"Our stats have pretty much gone through the roof in the last few months and I don't know what to attribute it to other than the economy is poor and people are hard pressed for cash," Said Carol Rivadeneyra of the Crime Stoppers Bureau.

Surveillance video showed a young man viciously mugging an elderly woman at a Kings Park ATM. Shortly after the video and a photo of the suspect were released, police arrested 24-year-old Derek Miron.  A former classmate recognized him, and netted a nice cash reward.

"Some people have gone to school with the person and they're still living at the same address, they work with them, or they visit the same deli.  We get a lot of different scenarios," said Rivadeneyra.

When a cash reward was offered for help solving an armed robbery at a Commerce Bank in Farmingville, two people immediately recognized the suspect.  The next day police arrested 44-year-old Dominick Hatzimarkos. The tipsters split the cash reward.

    
Police are hoping the slow economy could put an end to the "no snitch" policy.

"We're hoping that people realize that when you're cooperating with police you're not snitching, you're helping out your community," said Lieutenant Robert Donahue of the Suffolk County Police.

So many people have been helping police solve crimes, fugitive finder publications like this one are flying off grocery store shelves and people are calling in tips looking to cash in."

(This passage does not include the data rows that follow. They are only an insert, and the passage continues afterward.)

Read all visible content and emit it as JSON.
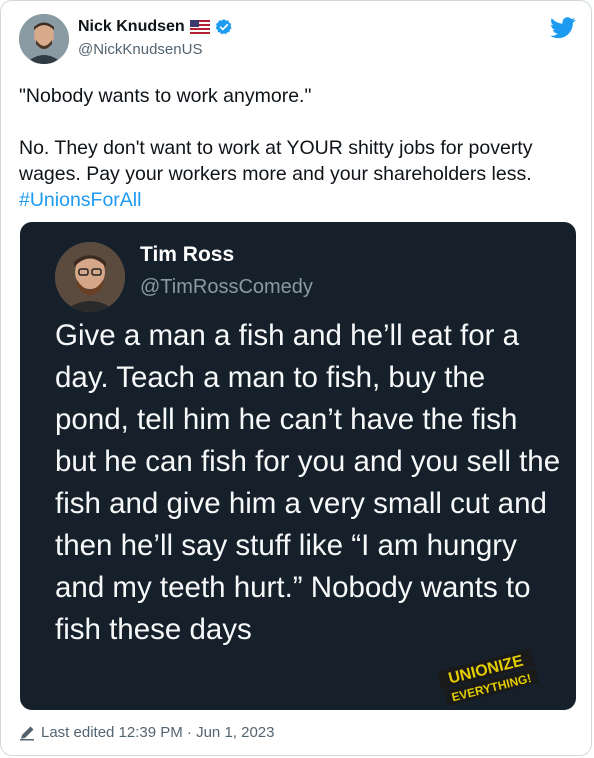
{
  "author": {
    "name": "Nick Knudsen",
    "handle": "@NickKnudsenUS",
    "flag_icon": "us-flag-icon",
    "verified_icon": "verified-badge-icon"
  },
  "tweet": {
    "line1": "\"Nobody wants to work anymore.\"",
    "body": "No. They don't want to work at YOUR shitty jobs for poverty wages. Pay your workers more and your shareholders less.",
    "hashtag": "#UnionsForAll"
  },
  "embedded": {
    "name": "Tim Ross",
    "handle": "@TimRossComedy",
    "text": "Give a man a fish and he’ll eat for a day. Teach a man to fish, buy the pond, tell him he can’t have the fish but he can fish for you and you sell the fish and give him a very small cut and then he’ll say stuff like “I am hungry and my teeth hurt.” Nobody wants to fish these days",
    "stamp_line1": "UNIONIZE",
    "stamp_line2": "EVERYTHING!"
  },
  "footer": {
    "edited": "Last edited 12:39 PM · Jun 1, 2023"
  },
  "colors": {
    "accent": "#1d9bf0",
    "media_bg": "#15202b",
    "stamp": "#d9c400"
  },
  "icons": {
    "brand": "twitter-bird-icon",
    "edit": "pencil-icon"
  }
}
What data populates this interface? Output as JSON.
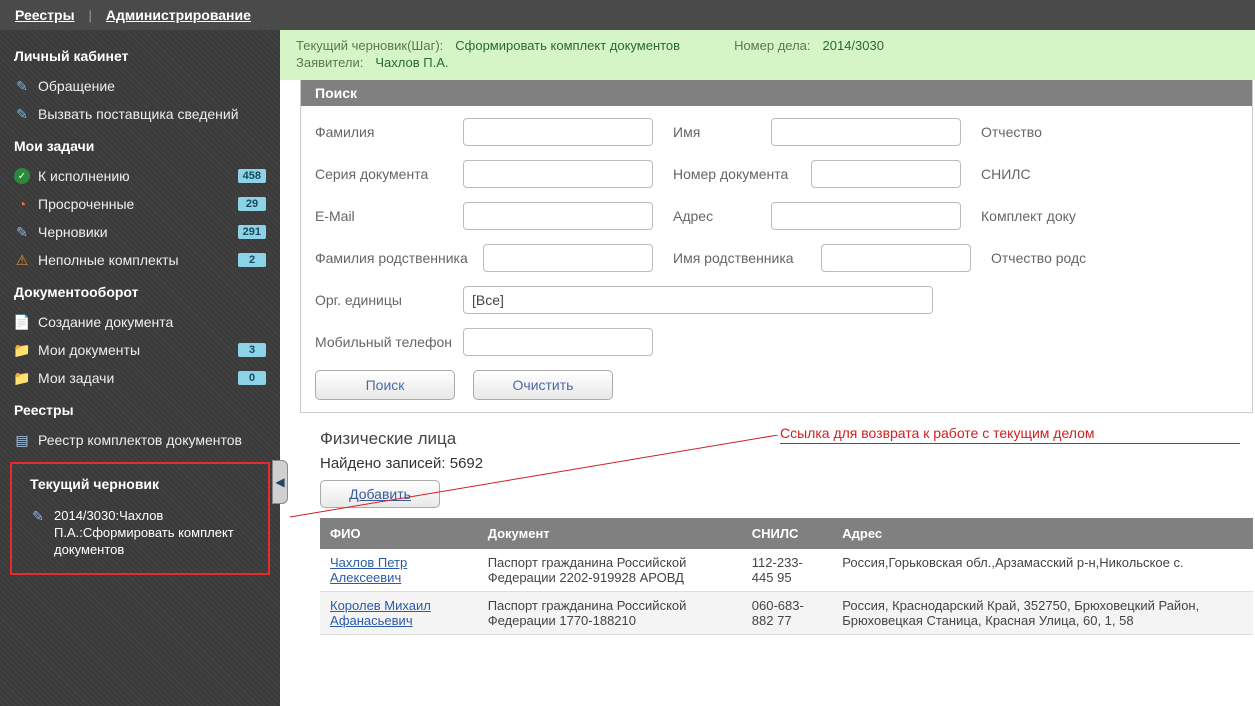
{
  "topnav": {
    "registries": "Реестры",
    "admin": "Администрирование"
  },
  "sidebar": {
    "cabinet_title": "Личный кабинет",
    "cabinet": [
      {
        "icon": "doc-edit",
        "label": "Обращение"
      },
      {
        "icon": "doc-edit",
        "label": "Вызвать поставщика сведений"
      }
    ],
    "tasks_title": "Мои задачи",
    "tasks": [
      {
        "icon": "check",
        "label": "К исполнению",
        "badge": "458"
      },
      {
        "icon": "clock",
        "label": "Просроченные",
        "badge": "29"
      },
      {
        "icon": "draft",
        "label": "Черновики",
        "badge": "291"
      },
      {
        "icon": "warn",
        "label": "Неполные комплекты",
        "badge": "2"
      }
    ],
    "docflow_title": "Документооборот",
    "docflow": [
      {
        "icon": "newdoc",
        "label": "Создание документа",
        "badge": ""
      },
      {
        "icon": "folder",
        "label": "Мои документы",
        "badge": "3"
      },
      {
        "icon": "folder-red",
        "label": "Мои задачи",
        "badge": "0"
      }
    ],
    "registries_title": "Реестры",
    "registries": [
      {
        "icon": "list",
        "label": "Реестр комплектов документов"
      }
    ],
    "current_title": "Текущий черновик",
    "current_item": "2014/3030:Чахлов П.А.:Сформировать комплект документов"
  },
  "infoband": {
    "step_label": "Текущий черновик(Шаг):",
    "step_value": "Сформировать комплект документов",
    "case_label": "Номер дела:",
    "case_value": "2014/3030",
    "applicants_label": "Заявители:",
    "applicants_value": "Чахлов П.А."
  },
  "search": {
    "title": "Поиск",
    "fields": {
      "surname": "Фамилия",
      "name": "Имя",
      "patronymic": "Отчество",
      "doc_series": "Серия документа",
      "doc_number": "Номер документа",
      "snils": "СНИЛС",
      "email": "E-Mail",
      "address": "Адрес",
      "packet": "Комплект доку",
      "rel_surname": "Фамилия родственника",
      "rel_name": "Имя родственника",
      "rel_patronymic": "Отчество родс",
      "org_units": "Орг. единицы",
      "org_value": "[Все]",
      "phone": "Мобильный телефон"
    },
    "btn_search": "Поиск",
    "btn_clear": "Очистить"
  },
  "results": {
    "heading": "Физические лица",
    "found_label": "Найдено записей: ",
    "found_count": "5692",
    "btn_add": "Добавить",
    "annotation": "Ссылка для возврата к работе с текущим делом",
    "columns": [
      "ФИО",
      "Документ",
      "СНИЛС",
      "Адрес"
    ],
    "rows": [
      {
        "fio": "Чахлов Петр Алексеевич",
        "doc": "Паспорт гражданина Российской Федерации 2202-919928 АРОВД",
        "snils": "112-233-445 95",
        "addr": "Россия,Горьковская обл.,Арзамасский р-н,Никольское с."
      },
      {
        "fio": "Королев Михаил Афанасьевич",
        "doc": "Паспорт гражданина Российской Федерации 1770-188210",
        "snils": "060-683-882 77",
        "addr": "Россия, Краснодарский Край, 352750, Брюховецкий Район, Брюховецкая Станица, Красная Улица, 60, 1, 58"
      }
    ]
  }
}
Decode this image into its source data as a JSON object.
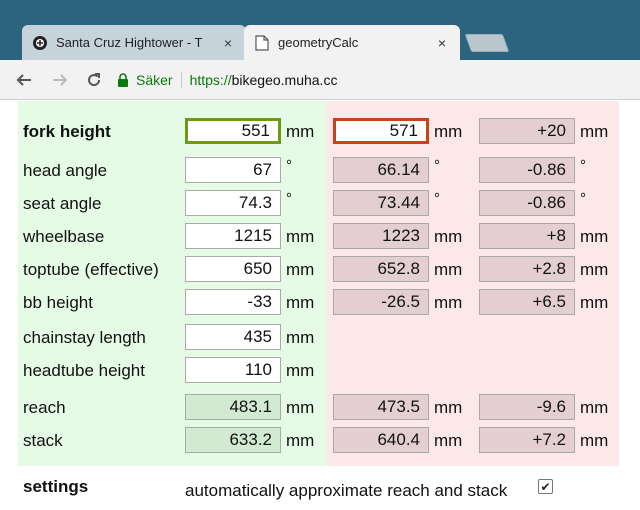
{
  "browser": {
    "tabs": [
      {
        "title": "Santa Cruz Hightower - T",
        "icon": "santa-cruz-favicon"
      },
      {
        "title": "geometryCalc",
        "icon": "document-icon"
      }
    ],
    "close_glyph": "×",
    "omnibox": {
      "security_label": "Säker",
      "url_scheme": "https://",
      "url_host": "bikegeo.muha.cc"
    }
  },
  "rows": [
    {
      "label": "fork height",
      "a": "551",
      "b": "571",
      "c": "+20",
      "unit": "mm"
    },
    {
      "label": "head angle",
      "a": "67",
      "b": "66.14",
      "c": "-0.86",
      "unit": "°"
    },
    {
      "label": "seat angle",
      "a": "74.3",
      "b": "73.44",
      "c": "-0.86",
      "unit": "°"
    },
    {
      "label": "wheelbase",
      "a": "1215",
      "b": "1223",
      "c": "+8",
      "unit": "mm"
    },
    {
      "label": "toptube (effective)",
      "a": "650",
      "b": "652.8",
      "c": "+2.8",
      "unit": "mm"
    },
    {
      "label": "bb height",
      "a": "-33",
      "b": "-26.5",
      "c": "+6.5",
      "unit": "mm"
    },
    {
      "label": "chainstay length",
      "a": "435",
      "unit": "mm"
    },
    {
      "label": "headtube height",
      "a": "110",
      "unit": "mm"
    },
    {
      "label": "reach",
      "a": "483.1",
      "b": "473.5",
      "c": "-9.6",
      "unit": "mm"
    },
    {
      "label": "stack",
      "a": "633.2",
      "b": "640.4",
      "c": "+7.2",
      "unit": "mm"
    }
  ],
  "settings": {
    "label": "settings",
    "option_text": "automatically approximate reach and stack",
    "option_checked": true,
    "check_glyph": "✔"
  },
  "colors": {
    "left_panel": "#e6fbe6",
    "right_panel": "#fce8e8",
    "active_original_border": "#6f9a12",
    "active_new_border": "#c9421a",
    "tabstrip": "#2c6480"
  }
}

Anonymous informants are given a pin number.  Once an arrest is made they take the pin number to a bank and are handed the cash, no questions asked.